It’s only been about two months since Amgen’s hot new KRAS inhibitor Lumakras won FDA approval, but it’s clear the drug is already shouldering big expectations.
While Amgen’s second-quarter financial results don’t indicate a heavy reliance on the new cancer treatment right now, executives and analysts drilled down on the med’s early performance and future prospects during Tuesday’s earnings conference call.
Since the med is so early in its launch, Lumakras hasn't yet generated meaningful sales. But analysts expect blockbuster revenues in the coming years, and some of Amgen's other growth drivers slipped during the second quarter, showing that Amgen has a lot riding on its launch.
After an earlier than expected FDA approval in late May to treat certain non-small cell lung cancer patients, Amgen was off to the races with its new cancer med. The mutation was once thought to be “undruggable,” so the rollout has commanded considerable attention among oncologists.
So far, more than 2,000 patients have received the drug at more than 1,000 treatment sites, R&D chief David Reese, M.D., told analysts during the earnings call. About 900 trial investigators and treating doctors have prescribed the drug, Reese added.
“We're very pleased with the positive reaction from the oncology community, and we'll be working closely with them to ensure access for patients who can benefit from this breakthrough medicine,” Gordon said.
More importantly for the long-term uptake trajectory, KRAS mutation testing is gaining steam. FDA's May approval of Lumakras marked the first go-ahead for a therapy specifically for patients with the KRAS G12C mutation.
KRAS testing has reached 70% of newly diagnosed patients with metastatic non-small cell lung cancer, commercial chief Murdo Gordon said. Lumakras is sanctioned for use in adults who have already received at least one prior treatment.
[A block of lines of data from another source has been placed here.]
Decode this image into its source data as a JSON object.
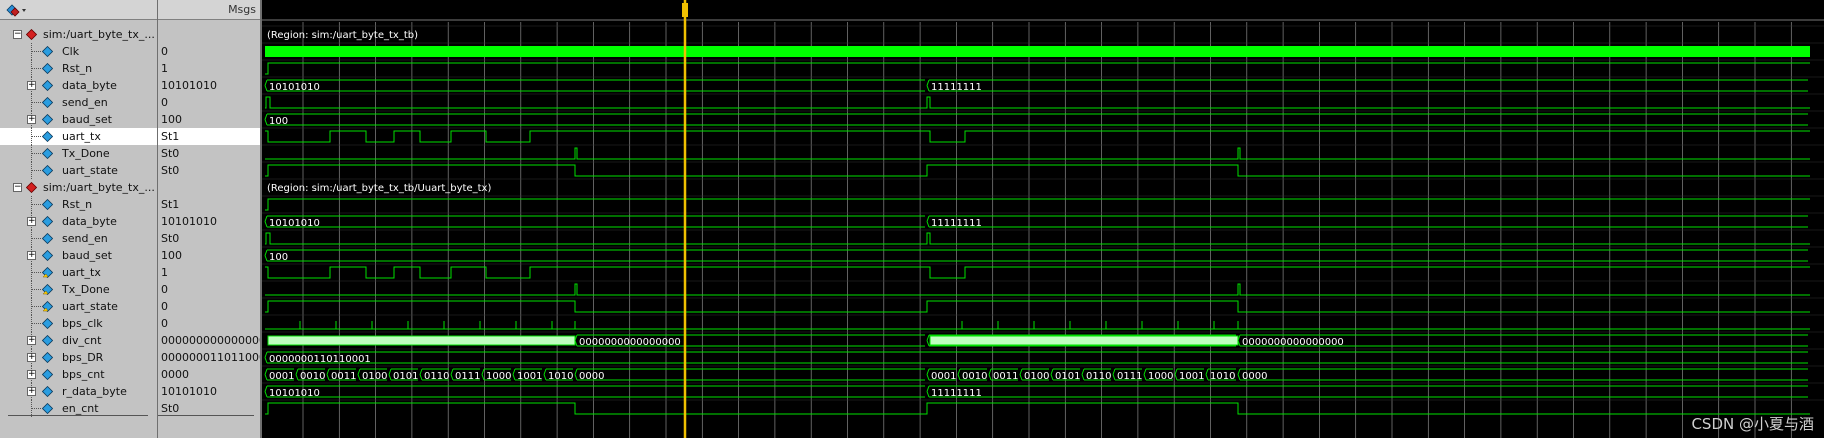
{
  "header": {
    "msgs_title": "Msgs",
    "toolbar_icon": "wave-format-icon"
  },
  "groups": [
    {
      "name": "sim:/uart_byte_tx_...",
      "region": "(Region: sim:/uart_byte_tx_tb)"
    },
    {
      "name": "sim:/uart_byte_tx_...",
      "region": "(Region: sim:/uart_byte_tx_tb/Uuart_byte_tx)"
    }
  ],
  "signals": [
    {
      "name": "Clk",
      "value": "0",
      "bus": false
    },
    {
      "name": "Rst_n",
      "value": "1",
      "bus": false
    },
    {
      "name": "data_byte",
      "value": "10101010",
      "bus": true
    },
    {
      "name": "send_en",
      "value": "0",
      "bus": false
    },
    {
      "name": "baud_set",
      "value": "100",
      "bus": true
    },
    {
      "name": "uart_tx",
      "value": "St1",
      "bus": false
    },
    {
      "name": "Tx_Done",
      "value": "St0",
      "bus": false
    },
    {
      "name": "uart_state",
      "value": "St0",
      "bus": false
    },
    {
      "name": "Rst_n",
      "value": "St1",
      "bus": false
    },
    {
      "name": "data_byte",
      "value": "10101010",
      "bus": true
    },
    {
      "name": "send_en",
      "value": "St0",
      "bus": false
    },
    {
      "name": "baud_set",
      "value": "100",
      "bus": true
    },
    {
      "name": "uart_tx",
      "value": "1",
      "bus": false
    },
    {
      "name": "Tx_Done",
      "value": "0",
      "bus": false
    },
    {
      "name": "uart_state",
      "value": "0",
      "bus": false
    },
    {
      "name": "bps_clk",
      "value": "0",
      "bus": false
    },
    {
      "name": "div_cnt",
      "value": "0000000000000000",
      "bus": true
    },
    {
      "name": "bps_DR",
      "value": "0000000110110001",
      "bus": true
    },
    {
      "name": "bps_cnt",
      "value": "0000",
      "bus": true
    },
    {
      "name": "r_data_byte",
      "value": "10101010",
      "bus": true
    },
    {
      "name": "en_cnt",
      "value": "St0",
      "bus": false
    }
  ],
  "wave_labels": {
    "data_byte_a": "10101010",
    "data_byte_b": "11111111",
    "baud_set": "100",
    "div_cnt_zero": "0000000000000000",
    "bps_DR": "0000000110110001",
    "bps_cnt_seq": [
      "0001",
      "0010",
      "0011",
      "0100",
      "0101",
      "0110",
      "0111",
      "1000",
      "1001",
      "1010",
      "0000"
    ]
  },
  "colors": {
    "wave": "#00e000",
    "clock_fill": "#00ff00",
    "cursor": "#f0c000",
    "grid": "#8a8a8a",
    "bus_fill": "#bfffbf",
    "value_text": "#ffffff",
    "region_text": "#ffffff"
  },
  "watermark": "CSDN @小夏与酒"
}
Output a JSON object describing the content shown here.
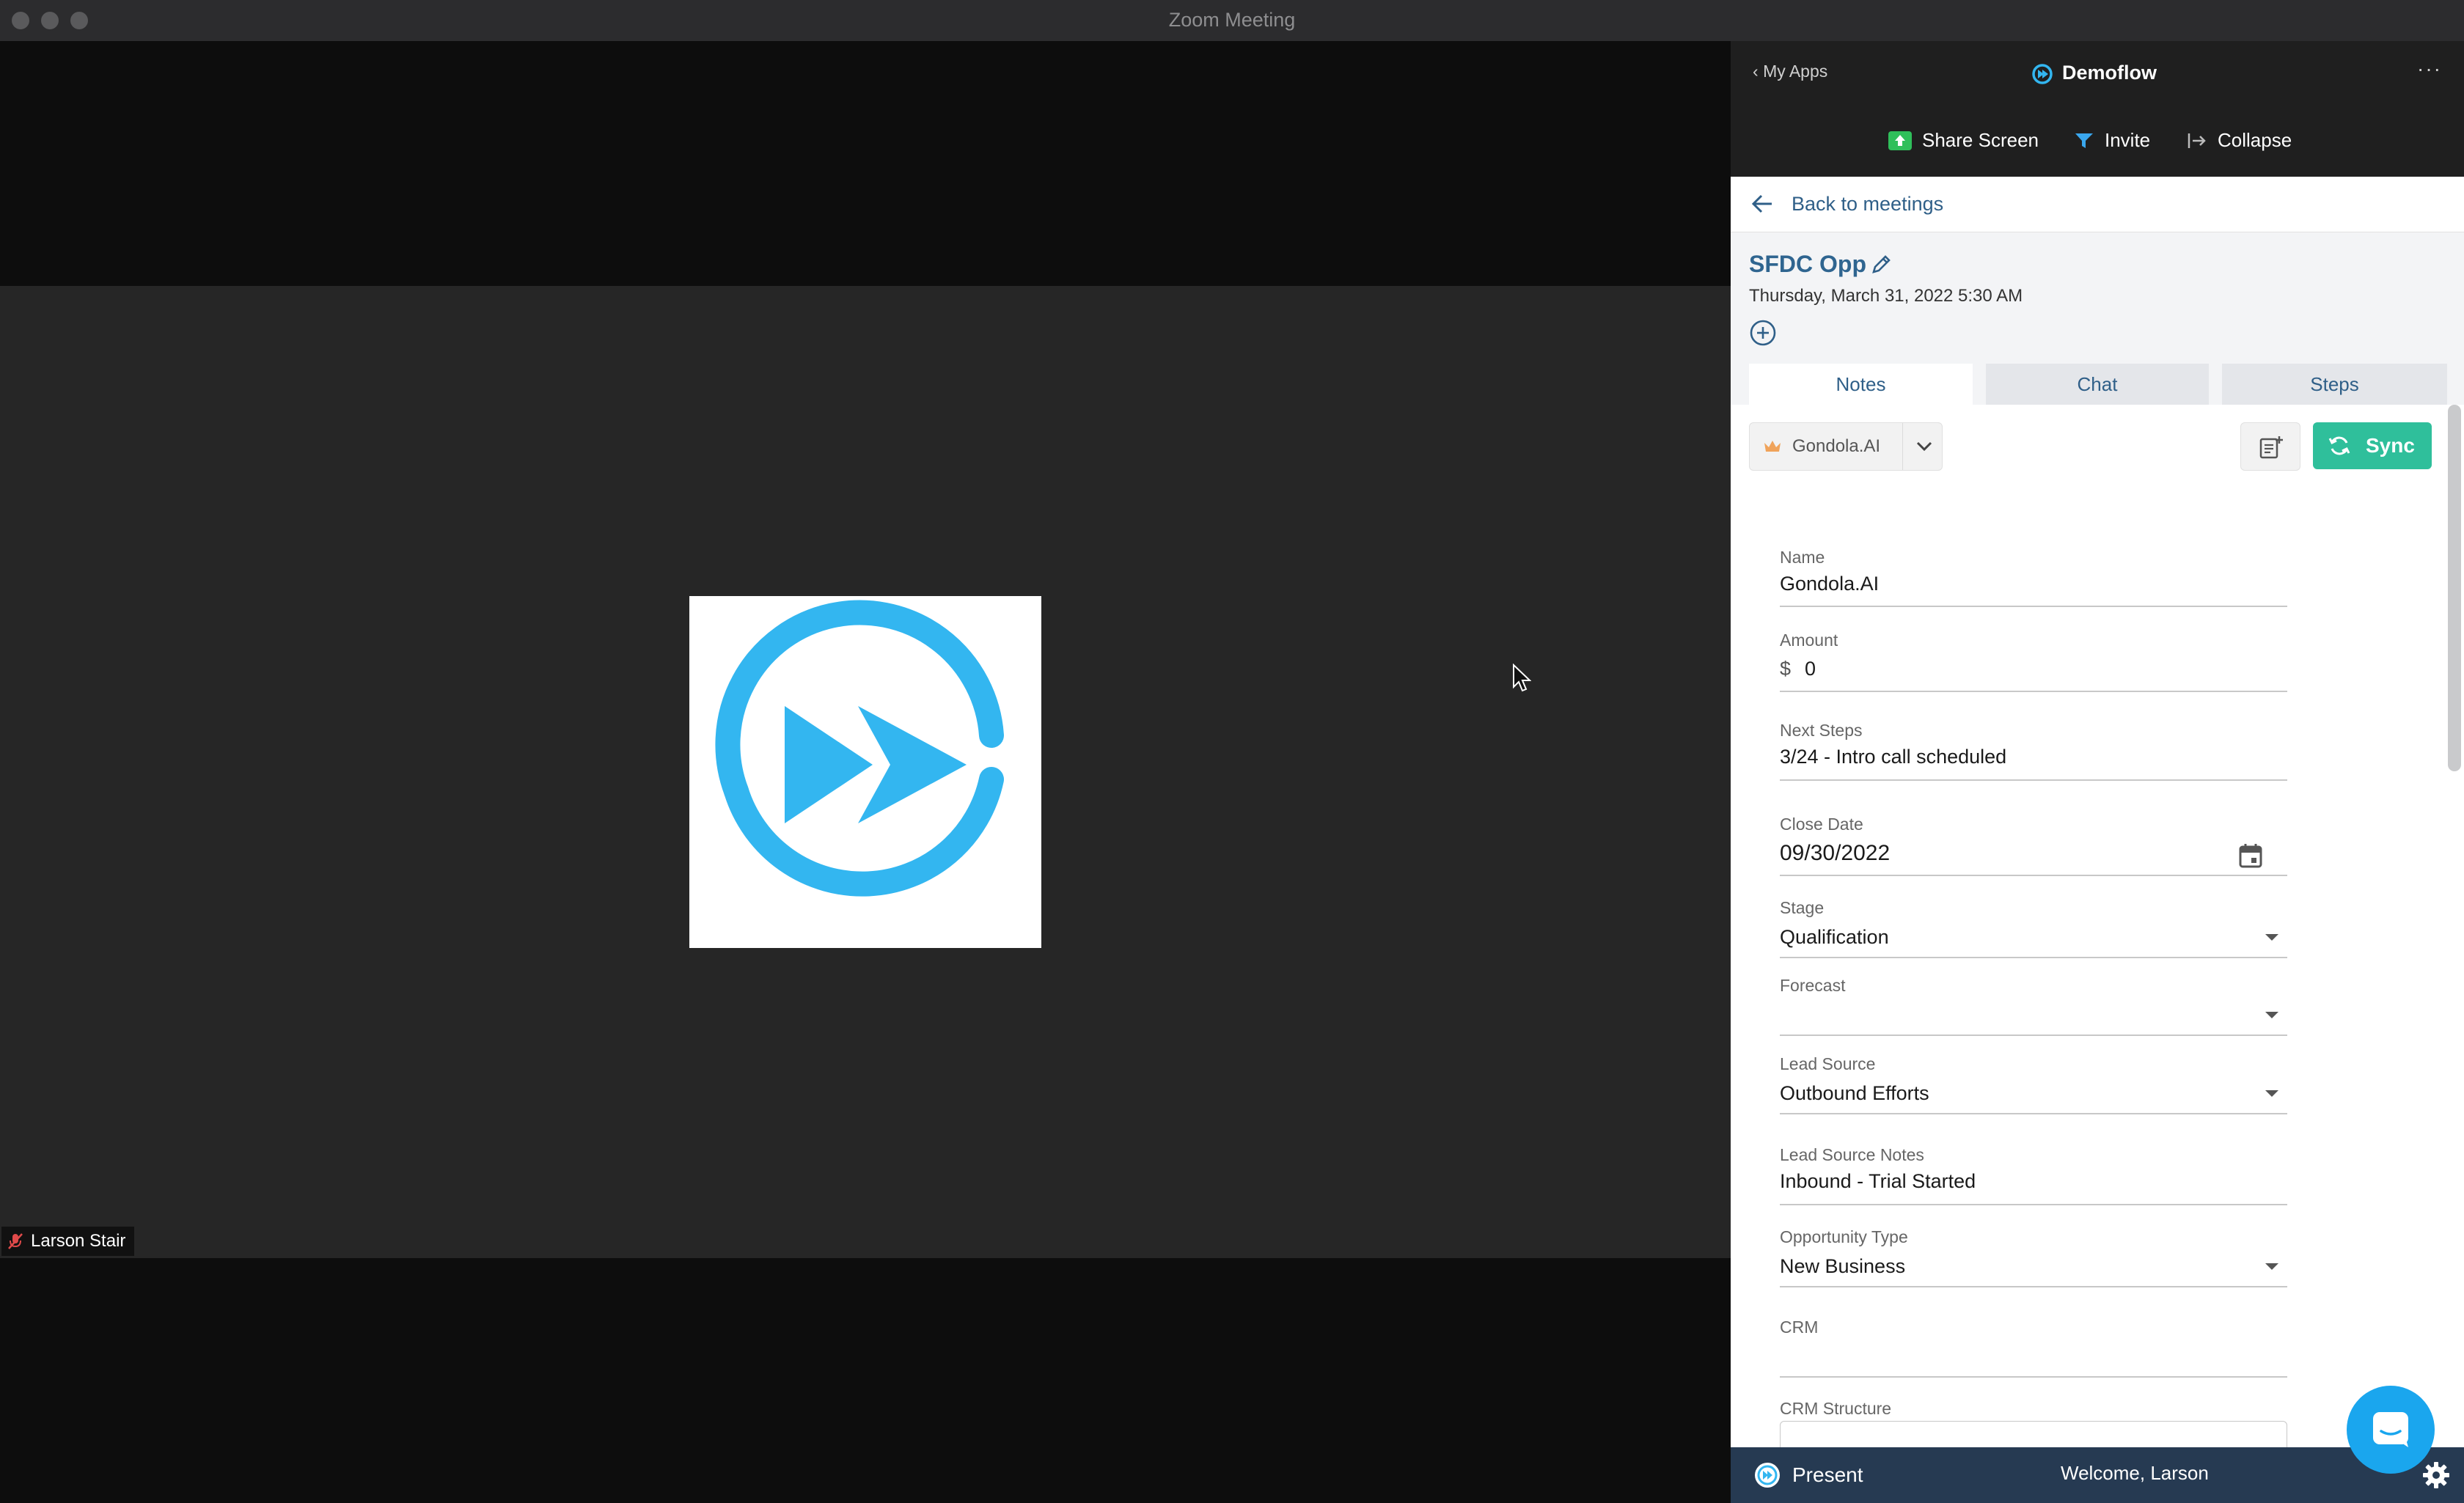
{
  "window": {
    "title": "Zoom Meeting"
  },
  "participant": {
    "name": "Larson Stair"
  },
  "panel": {
    "back_apps": "My Apps",
    "app_name": "Demoflow",
    "more": "···",
    "share_screen": "Share Screen",
    "invite": "Invite",
    "collapse": "Collapse",
    "back_to_meetings": "Back to meetings",
    "opportunity": {
      "title": "SFDC Opp",
      "datetime": "Thursday, March 31, 2022 5:30 AM"
    },
    "tabs": [
      {
        "label": "Notes",
        "active": true
      },
      {
        "label": "Chat",
        "active": false
      },
      {
        "label": "Steps",
        "active": false
      }
    ],
    "account_dropdown": "Gondola.AI",
    "sync_label": "Sync",
    "fields": {
      "name": {
        "label": "Name",
        "value": "Gondola.AI"
      },
      "amount": {
        "label": "Amount",
        "currency": "$",
        "value": "0"
      },
      "next_steps": {
        "label": "Next Steps",
        "value": "3/24 - Intro call scheduled"
      },
      "close_date": {
        "label": "Close Date",
        "value": "09/30/2022"
      },
      "stage": {
        "label": "Stage",
        "value": "Qualification"
      },
      "forecast": {
        "label": "Forecast",
        "value": ""
      },
      "lead_source": {
        "label": "Lead Source",
        "value": "Outbound Efforts"
      },
      "lead_source_notes": {
        "label": "Lead Source Notes",
        "value": "Inbound - Trial Started"
      },
      "opportunity_type": {
        "label": "Opportunity Type",
        "value": "New Business"
      },
      "crm": {
        "label": "CRM",
        "value": ""
      },
      "crm_structure": {
        "label": "CRM Structure",
        "value": ""
      }
    },
    "footer": {
      "present": "Present",
      "welcome": "Welcome, Larson"
    }
  },
  "colors": {
    "accent_blue": "#2f6590",
    "sync_green": "#2fbf9b",
    "footer_navy": "#263a52",
    "logo_blue": "#33b6f0"
  }
}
The company didn’t break out Lumakras’ sales in the second quarter, reporting only that it was among a group of “other” drugs that generated $77 million during the period. Piper Sandler analysts have estimated the drug could reach $1.4 billion in sales in lung cancer by 2023.
Meanwhile, sales for key growth drivers Aimovig, Otezla and Enbrel declined during the period, indicating that the company may look to its new cancer entrant to help drive growth.
Amgen isn’t only focused on Lumakras’ first indication. The company is testing the med in combo with its own Vectibix in colorectal cancer, and Tuesday unveiled a collaboration with Novartis to study the therapy with the Swiss drugmaker's SHP2 inhibitor TN0155. Amgen is also eyeing potential combos with checkpoint inhibitors.
In all, Amgen’s “game plan” seems to be to “rely on Lumakras near term to fill gaps in sales,” Bernstein analyst Ronny Gal wrote in a note to clients, noting that the company faces billions of dollars in patent losses in the coming years. If one of the Lumakras combos succeeds, there could be "upside,” Gal wrote.
Still, Bernstein’s team thinks that “durability could be an issue due to escape mutations, and the real risk here is later entrants … with potentially improved profiles.” Eli Lilly, Revolution Medicines and Mirati Therapeutics are all advancing their own KRAS inhibitor candidates.
Overall, Amgen reported $6.53 billion in second-quarter sales, a 5% increase compared with the same period last year. While some key growth drivers slipped, the company's bone drugs and cholesterol med Repatha delivered double-digit sales increases.